**Work to complete**
Which lines below contain the word "Закрыть"? Copy each of them.

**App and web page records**
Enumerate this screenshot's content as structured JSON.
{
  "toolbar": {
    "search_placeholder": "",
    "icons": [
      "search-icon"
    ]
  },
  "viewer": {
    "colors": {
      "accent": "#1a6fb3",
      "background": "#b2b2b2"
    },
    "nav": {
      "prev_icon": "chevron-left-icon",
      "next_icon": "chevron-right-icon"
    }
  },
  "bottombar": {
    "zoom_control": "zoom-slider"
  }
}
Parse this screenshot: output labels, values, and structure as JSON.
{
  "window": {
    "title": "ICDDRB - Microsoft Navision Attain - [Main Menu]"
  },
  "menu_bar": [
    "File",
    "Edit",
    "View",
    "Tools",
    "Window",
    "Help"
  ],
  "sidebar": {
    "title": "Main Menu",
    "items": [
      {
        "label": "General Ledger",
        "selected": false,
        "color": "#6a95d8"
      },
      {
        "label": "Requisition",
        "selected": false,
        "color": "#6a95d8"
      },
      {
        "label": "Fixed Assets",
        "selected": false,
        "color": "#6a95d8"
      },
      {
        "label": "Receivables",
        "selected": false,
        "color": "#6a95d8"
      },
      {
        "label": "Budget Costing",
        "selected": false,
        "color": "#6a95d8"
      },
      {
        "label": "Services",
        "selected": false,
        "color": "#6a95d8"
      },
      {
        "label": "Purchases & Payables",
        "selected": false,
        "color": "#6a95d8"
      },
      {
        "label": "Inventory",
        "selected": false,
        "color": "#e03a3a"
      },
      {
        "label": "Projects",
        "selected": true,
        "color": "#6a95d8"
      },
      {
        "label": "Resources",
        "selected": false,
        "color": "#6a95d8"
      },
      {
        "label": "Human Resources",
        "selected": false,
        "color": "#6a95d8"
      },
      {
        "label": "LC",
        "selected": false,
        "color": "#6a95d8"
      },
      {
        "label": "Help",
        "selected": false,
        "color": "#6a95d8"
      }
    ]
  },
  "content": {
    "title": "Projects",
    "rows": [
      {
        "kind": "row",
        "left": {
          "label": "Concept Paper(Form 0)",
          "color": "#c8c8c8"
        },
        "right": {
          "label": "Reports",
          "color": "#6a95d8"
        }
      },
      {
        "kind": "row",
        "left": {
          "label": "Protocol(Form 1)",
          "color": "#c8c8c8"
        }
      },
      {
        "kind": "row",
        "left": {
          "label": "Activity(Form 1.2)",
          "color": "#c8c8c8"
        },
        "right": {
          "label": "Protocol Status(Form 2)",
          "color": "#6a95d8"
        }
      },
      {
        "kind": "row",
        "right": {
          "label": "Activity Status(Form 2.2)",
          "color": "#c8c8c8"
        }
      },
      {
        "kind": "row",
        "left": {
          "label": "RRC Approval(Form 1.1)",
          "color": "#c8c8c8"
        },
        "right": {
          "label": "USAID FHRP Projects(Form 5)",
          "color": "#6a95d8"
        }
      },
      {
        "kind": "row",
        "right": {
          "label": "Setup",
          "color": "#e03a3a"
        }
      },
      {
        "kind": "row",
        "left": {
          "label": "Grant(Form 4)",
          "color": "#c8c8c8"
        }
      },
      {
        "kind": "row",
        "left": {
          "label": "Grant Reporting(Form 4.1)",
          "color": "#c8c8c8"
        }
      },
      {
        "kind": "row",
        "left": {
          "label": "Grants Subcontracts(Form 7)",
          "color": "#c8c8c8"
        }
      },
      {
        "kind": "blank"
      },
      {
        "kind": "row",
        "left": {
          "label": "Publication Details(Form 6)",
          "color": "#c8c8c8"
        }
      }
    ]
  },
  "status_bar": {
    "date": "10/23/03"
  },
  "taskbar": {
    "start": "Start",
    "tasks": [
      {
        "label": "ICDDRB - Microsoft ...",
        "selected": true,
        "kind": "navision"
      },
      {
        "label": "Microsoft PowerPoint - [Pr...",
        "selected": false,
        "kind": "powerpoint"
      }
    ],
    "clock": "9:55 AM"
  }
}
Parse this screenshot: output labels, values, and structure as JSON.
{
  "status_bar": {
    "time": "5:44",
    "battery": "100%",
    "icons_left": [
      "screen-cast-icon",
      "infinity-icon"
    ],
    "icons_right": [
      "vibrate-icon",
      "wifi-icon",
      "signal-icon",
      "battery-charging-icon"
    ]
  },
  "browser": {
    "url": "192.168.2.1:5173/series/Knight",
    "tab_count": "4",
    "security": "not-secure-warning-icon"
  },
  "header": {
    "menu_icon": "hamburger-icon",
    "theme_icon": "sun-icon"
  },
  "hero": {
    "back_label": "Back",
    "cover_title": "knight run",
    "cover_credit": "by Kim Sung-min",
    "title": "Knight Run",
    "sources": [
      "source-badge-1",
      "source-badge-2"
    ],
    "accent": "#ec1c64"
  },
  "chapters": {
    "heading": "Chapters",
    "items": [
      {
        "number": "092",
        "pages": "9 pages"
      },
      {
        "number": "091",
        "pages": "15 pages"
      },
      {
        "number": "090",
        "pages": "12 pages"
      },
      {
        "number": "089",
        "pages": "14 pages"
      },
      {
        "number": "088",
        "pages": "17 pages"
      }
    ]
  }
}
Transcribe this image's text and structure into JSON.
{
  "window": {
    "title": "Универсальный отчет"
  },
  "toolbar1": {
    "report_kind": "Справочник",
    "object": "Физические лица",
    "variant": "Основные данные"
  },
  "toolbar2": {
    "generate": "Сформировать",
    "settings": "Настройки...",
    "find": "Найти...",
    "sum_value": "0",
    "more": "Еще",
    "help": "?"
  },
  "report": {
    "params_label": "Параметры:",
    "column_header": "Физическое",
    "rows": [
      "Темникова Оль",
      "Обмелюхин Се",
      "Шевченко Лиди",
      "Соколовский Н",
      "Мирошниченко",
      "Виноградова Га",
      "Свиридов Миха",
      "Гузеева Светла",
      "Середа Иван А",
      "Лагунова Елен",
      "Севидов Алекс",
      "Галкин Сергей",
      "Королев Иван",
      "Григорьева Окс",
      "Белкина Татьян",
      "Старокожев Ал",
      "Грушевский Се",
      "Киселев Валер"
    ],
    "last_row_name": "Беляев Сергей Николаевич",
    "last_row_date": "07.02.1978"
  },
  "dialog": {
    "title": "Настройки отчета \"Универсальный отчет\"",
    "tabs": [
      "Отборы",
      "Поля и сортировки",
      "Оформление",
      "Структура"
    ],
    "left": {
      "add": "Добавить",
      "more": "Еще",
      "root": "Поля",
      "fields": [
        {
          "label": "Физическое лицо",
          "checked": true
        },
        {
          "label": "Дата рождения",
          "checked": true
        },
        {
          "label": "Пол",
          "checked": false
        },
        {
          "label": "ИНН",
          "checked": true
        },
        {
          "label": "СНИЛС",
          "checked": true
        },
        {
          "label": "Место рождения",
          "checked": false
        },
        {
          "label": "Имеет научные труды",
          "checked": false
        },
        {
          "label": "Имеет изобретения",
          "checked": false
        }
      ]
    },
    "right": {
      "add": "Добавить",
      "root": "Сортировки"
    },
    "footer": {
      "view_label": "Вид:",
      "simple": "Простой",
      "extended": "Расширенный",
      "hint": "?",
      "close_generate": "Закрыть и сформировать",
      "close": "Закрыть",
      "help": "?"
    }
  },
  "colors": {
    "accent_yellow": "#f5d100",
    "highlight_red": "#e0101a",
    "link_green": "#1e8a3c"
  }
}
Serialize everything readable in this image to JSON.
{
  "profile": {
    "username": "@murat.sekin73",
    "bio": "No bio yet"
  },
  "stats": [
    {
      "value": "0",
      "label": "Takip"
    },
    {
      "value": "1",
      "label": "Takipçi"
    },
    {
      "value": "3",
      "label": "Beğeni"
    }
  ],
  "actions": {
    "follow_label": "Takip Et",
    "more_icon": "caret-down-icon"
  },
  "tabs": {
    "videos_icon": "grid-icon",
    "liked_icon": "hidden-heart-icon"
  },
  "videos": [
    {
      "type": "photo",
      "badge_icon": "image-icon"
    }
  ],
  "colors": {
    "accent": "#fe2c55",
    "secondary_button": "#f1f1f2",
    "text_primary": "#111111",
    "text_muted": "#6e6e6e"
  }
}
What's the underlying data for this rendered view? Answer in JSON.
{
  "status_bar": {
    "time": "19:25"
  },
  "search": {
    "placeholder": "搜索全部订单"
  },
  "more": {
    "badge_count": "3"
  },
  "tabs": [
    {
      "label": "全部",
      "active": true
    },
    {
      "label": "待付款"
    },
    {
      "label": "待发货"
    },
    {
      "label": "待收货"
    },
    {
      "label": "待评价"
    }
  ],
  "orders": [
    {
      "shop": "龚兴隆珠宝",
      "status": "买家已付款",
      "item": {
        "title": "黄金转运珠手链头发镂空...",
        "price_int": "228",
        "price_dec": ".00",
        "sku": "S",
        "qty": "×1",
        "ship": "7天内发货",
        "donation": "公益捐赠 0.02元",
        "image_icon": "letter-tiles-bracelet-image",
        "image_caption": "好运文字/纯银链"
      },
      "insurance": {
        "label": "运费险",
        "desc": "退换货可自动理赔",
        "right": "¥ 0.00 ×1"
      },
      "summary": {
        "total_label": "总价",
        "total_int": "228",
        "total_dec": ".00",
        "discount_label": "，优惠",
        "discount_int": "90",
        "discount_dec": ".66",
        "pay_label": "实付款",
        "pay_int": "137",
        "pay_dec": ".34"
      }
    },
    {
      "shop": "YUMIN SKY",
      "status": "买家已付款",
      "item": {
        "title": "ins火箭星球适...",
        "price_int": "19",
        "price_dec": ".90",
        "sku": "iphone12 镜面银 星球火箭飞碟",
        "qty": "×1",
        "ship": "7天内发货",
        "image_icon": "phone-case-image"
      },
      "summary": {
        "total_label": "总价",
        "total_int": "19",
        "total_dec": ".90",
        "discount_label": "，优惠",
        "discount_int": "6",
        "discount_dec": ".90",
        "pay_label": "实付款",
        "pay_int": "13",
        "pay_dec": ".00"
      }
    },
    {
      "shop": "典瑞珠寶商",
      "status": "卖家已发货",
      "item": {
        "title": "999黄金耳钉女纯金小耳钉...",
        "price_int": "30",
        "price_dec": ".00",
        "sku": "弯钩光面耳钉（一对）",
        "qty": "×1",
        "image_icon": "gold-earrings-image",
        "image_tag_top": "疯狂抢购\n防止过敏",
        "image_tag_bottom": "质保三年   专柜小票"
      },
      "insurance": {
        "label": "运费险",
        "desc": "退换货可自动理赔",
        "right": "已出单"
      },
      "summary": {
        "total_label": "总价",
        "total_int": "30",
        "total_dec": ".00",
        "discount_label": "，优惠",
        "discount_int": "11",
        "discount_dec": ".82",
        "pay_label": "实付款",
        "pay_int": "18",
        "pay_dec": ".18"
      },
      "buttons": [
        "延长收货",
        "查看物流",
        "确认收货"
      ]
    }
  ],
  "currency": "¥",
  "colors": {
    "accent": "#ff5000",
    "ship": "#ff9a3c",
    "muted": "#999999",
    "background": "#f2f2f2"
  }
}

**Response to this exercise**
      "close_generate": "Закрыть и сформировать",
      "close": "Закрыть",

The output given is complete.